Sally’s Ride: A Star in Space — and on Earth
For many of us who have been in education, struggling with student achievement scores and dealing with technology advances, 1983 doesn't seem that long ago. Yet, incredibly, on June 18 it will be twenty-five years ago that a brilliant, determined, and courageous astronaut, Sally Ride, became the first American woman to fly in space. Ride, who has two doctorate degrees in physics, served as mission specialist on the second U.S. space shuttle, Challenger, for two of nine successful missions before its tragic launch accident in 1986.
During the space shuttle flights, Ride would engage in diverse science experiments such as measuring energy levels traveling bidirectionally between the sun and Earth, doing materials science and pharmaceutical tests, and observing our planet. As a mission specialist, she used the shuttle's robotic arm, deployed and retrieved a free-flying communication satellite, and released the Earth Radiation Budget satellite, which provided data on the ozone layer for almost twenty years.
The summer following the Challenger tragedy, Ride authored a report, NASA Leadership and America's Future in Space, in which she warned that as a nation, we were far behind where we should be in exploring Mars and establishing space stations. She cautioned that "leadership cannot simply be proclaimed -- it must be earned."
Sally Ride is a born leader. She recognizes what has to be done and does it. She has earned the right (the hard way) to celebrate her twenty-five years as a role model to generations of young women who want to pursue careers in science, math, and engineering. In 2001, she formed Imaginary Lines, a company dedicated to the establishment of science programs, festivals, and publications in communities for students in grades 5-8. Two years later, Ride was inducted into the Kennedy Space Center's Astronaut Hall of Fame, one of many honors she has received during her distinguished career.
Originally, the focus for the Sally Ride Science Festivals was to encourage girls to go into the science and math fields, but the scope has expanded to include both genders.

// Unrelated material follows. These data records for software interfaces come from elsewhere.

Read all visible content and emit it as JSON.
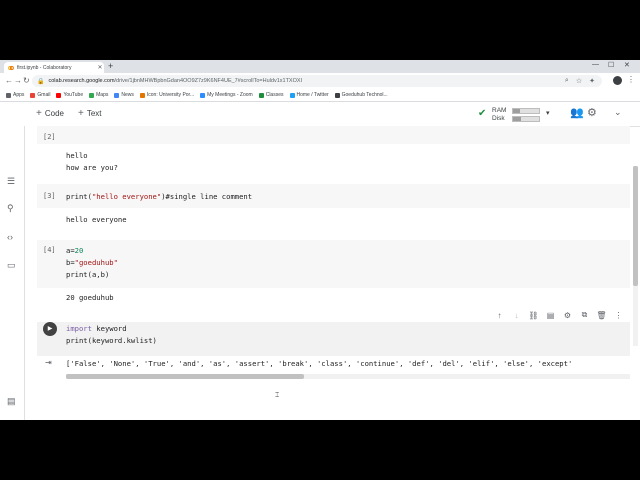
{
  "browser": {
    "tab_title": "first.ipynb - Colaboratory",
    "new_tab": "+",
    "url_host": "colab.research.google.com",
    "url_path": "/drive/1jbnMHWBpbnGdan4OO9Z7z9K6NF4UE_7#scrollTo=Huldv1x1TXOXI",
    "bookmarks": [
      {
        "label": "Apps",
        "color": "#5f6368"
      },
      {
        "label": "Gmail",
        "color": "#ea4335"
      },
      {
        "label": "YouTube",
        "color": "#ff0000"
      },
      {
        "label": "Maps",
        "color": "#34a853"
      },
      {
        "label": "News",
        "color": "#4285f4"
      },
      {
        "label": "Icon: University Por...",
        "color": "#e37400"
      },
      {
        "label": "My Meetings - Zoom",
        "color": "#2d8cff"
      },
      {
        "label": "Classes",
        "color": "#1e8e3e"
      },
      {
        "label": "Home / Twitter",
        "color": "#1da1f2"
      },
      {
        "label": "Goeduhub Technol...",
        "color": "#3c4043"
      }
    ]
  },
  "toolbar": {
    "code_label": "Code",
    "text_label": "Text",
    "ram_label": "RAM",
    "disk_label": "Disk",
    "ram_fill": 0.25,
    "disk_fill": 0.3
  },
  "cells": {
    "c2": {
      "prompt": "[2]",
      "output": "hello\nhow are you?"
    },
    "c3": {
      "prompt": "[3]",
      "code_fn": "print(",
      "code_str": "\"hello everyone\"",
      "code_rest": ")#single line comment",
      "output": "hello everyone"
    },
    "c4": {
      "prompt": "[4]",
      "l1a": "a=",
      "l1b": "20",
      "l2a": "b=",
      "l2b": "\"goeduhub\"",
      "l3": "print(a,b)",
      "output": "20 goeduhub"
    },
    "c5": {
      "l1k": "import",
      "l1r": " keyword",
      "l2": "print(keyword.kwlist)",
      "output": "['False', 'None', 'True', 'and', 'as', 'assert', 'break', 'class', 'continue', 'def', 'del', 'elif', 'else', 'except'"
    }
  }
}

TOYchallenge, another program, brings teams of students together to compete against kids from other schools in designing a new toy or game. Past competitions have produced such innovative devices as Bop the Bird (by students from Brighton, Michigan), School Survivor (by students from Weston, Connecticut), and Toy University (by students from Irvine, California).
An excellent Internet-based video on the science festival, held at the California Institute of Technology (Caltech), captures the excitement, the wonder, the pride, and the innovation of students engaged in thinking about their world in new dimensions. One student explains patiently to a news reporter that because no one has ever solved the mathematical mystery of pi, she is going to do so.
Sally Ride Science Camps, where kids can explore STEM (science, technology, engineering, and math) on a college campus, will happen again this year at Stanford University, the University of California at Berkeley, the University of San Diego, the Massachusetts Institute of Technology, and Caltech.
I encourage you wholeheartedly to explore what this remarkable scientist, investigator, educator, advocate, author, designer, and first woman adventurer in space has accomplished in twenty-five years. It is certainly beyond my imagination to figure out what she will be able to accomplish in the next twenty-five.
I look forward to hearing from you about which parts of this blog excite you as much as they excited me, and please read the second part of this post.